Lastly, and possibly most importantly, winter hiking requires certain articles of clothing and layering pieces used to not only keep your body warm and comfortable, but also safe and alive. When hiking during any season cotton can be your worst enemy. This type of fabric is known to hold moisture rather than wick it away from the skin, and does not insulate at all. Chances are you will encounter cold air, cold wind, snow, and ice. In order to maintain a safe level of warmth and comfort, layering is going to be your best bet. So, starting with your base layer next to your skin, you’ll want something warm, lightweight, and capable of wicking moisture. Two of the best options are either the synthetic Patagonia Capilene, or the all-natural Smartwool merino wool base layers. Both types will provide warmth while simultaneously pulling moisture away from the body. This is important because wetness on your skin can lead to frostbite and hypothermia, as well as just make you cold. Whatever you do…stay away from cotton! Next, as your mid layer you’ll want a piece that insulates something like a Marmot windstopper jacket, or The North Face ThermoBall will suit you just fine. Lastly, for your outer layer, a lightweight hardshell jacket that is breathable will provide a garment to protect you from the wetness and keep you dry.
Now that we’ve gone through the proper layers of clothing for your body, it is important to note a number of other items crucial to safe winter hiking.
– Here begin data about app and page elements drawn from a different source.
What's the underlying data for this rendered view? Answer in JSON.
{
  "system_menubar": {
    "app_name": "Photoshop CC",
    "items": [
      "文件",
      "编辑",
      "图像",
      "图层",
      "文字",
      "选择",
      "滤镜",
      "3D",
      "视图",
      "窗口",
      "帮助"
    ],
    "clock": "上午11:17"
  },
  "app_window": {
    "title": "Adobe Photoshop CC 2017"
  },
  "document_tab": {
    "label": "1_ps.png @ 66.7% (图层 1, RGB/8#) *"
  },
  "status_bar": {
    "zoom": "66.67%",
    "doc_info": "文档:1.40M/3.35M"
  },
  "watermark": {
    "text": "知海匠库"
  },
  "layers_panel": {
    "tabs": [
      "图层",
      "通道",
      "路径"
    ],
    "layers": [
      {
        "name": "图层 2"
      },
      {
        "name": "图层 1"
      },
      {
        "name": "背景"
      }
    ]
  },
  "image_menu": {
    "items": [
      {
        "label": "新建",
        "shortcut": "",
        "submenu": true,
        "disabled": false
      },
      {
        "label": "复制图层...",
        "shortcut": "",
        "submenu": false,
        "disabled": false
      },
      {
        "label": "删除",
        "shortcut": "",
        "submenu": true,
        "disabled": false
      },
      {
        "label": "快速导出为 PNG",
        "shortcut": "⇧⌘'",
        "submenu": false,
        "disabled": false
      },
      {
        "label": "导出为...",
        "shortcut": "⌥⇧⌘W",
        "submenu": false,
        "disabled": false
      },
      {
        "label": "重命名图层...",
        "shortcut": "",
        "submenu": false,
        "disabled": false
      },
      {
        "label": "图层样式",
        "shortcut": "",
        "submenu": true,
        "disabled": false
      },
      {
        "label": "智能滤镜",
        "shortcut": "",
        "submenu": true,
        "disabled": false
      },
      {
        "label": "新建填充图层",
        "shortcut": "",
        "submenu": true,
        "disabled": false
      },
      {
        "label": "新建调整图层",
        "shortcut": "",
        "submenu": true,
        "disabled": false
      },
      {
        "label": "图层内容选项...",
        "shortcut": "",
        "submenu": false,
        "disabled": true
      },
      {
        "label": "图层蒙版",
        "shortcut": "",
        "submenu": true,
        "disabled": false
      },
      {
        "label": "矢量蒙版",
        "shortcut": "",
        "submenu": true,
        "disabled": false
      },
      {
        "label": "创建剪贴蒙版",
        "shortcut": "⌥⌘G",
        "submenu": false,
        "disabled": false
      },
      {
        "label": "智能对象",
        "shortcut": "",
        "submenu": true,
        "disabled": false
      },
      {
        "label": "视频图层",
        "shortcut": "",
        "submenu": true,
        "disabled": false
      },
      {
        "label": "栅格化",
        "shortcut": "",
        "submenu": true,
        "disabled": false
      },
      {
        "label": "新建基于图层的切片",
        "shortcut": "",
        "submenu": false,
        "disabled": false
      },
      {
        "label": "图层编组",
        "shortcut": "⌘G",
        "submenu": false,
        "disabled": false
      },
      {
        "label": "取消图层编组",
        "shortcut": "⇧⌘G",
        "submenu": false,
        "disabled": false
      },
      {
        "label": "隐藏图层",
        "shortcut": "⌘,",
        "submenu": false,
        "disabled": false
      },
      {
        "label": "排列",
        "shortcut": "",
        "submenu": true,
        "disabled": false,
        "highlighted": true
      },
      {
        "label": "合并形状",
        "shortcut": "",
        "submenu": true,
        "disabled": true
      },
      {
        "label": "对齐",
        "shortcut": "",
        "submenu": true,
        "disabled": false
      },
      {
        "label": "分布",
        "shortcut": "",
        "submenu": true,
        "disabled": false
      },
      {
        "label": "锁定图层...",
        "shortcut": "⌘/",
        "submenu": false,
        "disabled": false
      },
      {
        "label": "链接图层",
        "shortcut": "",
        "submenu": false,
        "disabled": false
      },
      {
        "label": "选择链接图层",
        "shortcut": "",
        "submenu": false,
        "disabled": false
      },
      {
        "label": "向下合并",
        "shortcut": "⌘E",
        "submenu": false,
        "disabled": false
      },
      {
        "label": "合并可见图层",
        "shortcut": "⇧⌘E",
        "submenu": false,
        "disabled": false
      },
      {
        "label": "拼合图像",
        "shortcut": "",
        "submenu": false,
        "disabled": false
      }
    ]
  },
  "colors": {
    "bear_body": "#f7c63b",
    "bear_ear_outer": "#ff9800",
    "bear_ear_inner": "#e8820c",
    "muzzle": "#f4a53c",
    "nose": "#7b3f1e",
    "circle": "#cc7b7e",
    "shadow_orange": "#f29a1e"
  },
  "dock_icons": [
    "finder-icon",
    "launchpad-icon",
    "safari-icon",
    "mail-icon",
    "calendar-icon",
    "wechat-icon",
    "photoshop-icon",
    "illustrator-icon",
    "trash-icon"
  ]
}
Merino wool hiking socks are extremely important. Again, merino wool is a moister-wicking, natural material that will prevent your feet from blistering while also keeping them warm. Winter hats and gloves are an obvious item to bring whenever hiking during the winter, but still valuable to note. Last, but not least, are gaiters. I mentioned these earlier when talking about boots. Gaiters go around your ankles and keep the snow out of your pants and boots. There are knee-high gaiters, better for really deep snow, and shorter gaiters, better for less snow. Either way, this piece of gear helps to have an enjoyable winter hike.
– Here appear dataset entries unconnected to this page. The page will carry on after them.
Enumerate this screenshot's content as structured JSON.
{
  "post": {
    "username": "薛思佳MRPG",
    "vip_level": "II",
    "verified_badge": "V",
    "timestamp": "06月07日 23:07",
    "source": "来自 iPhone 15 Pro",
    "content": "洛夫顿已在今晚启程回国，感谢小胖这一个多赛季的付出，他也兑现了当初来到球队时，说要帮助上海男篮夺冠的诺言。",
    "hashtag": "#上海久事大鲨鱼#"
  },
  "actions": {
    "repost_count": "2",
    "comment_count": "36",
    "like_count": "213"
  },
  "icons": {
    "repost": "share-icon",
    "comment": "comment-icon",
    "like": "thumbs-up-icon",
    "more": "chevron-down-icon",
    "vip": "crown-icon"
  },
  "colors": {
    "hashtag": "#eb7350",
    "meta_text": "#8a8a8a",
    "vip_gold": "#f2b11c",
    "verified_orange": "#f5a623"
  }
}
Now, I know that not everyone is going to have all this gear just laying around at home, waiting to get pulled out for the winter, but that’s what Appalachian Outfitters is for. At our store we not only will provide you with any and all of the gear that you might possibly need for safe, fun winter hiking, but we’ll also educate you about the specific gear you might be looking for. We also offer a snowshoeing and winter traction course once each winter. Stop in soon to see everything Appalachian Outfitters has to offer so you’ll be ready for winter hiking. For more information about any of the items mentioned, as well as additional hiking gear for all seasons, visit their website at www.appalachianoutfitters.com.
Winter Hiking How to Prepare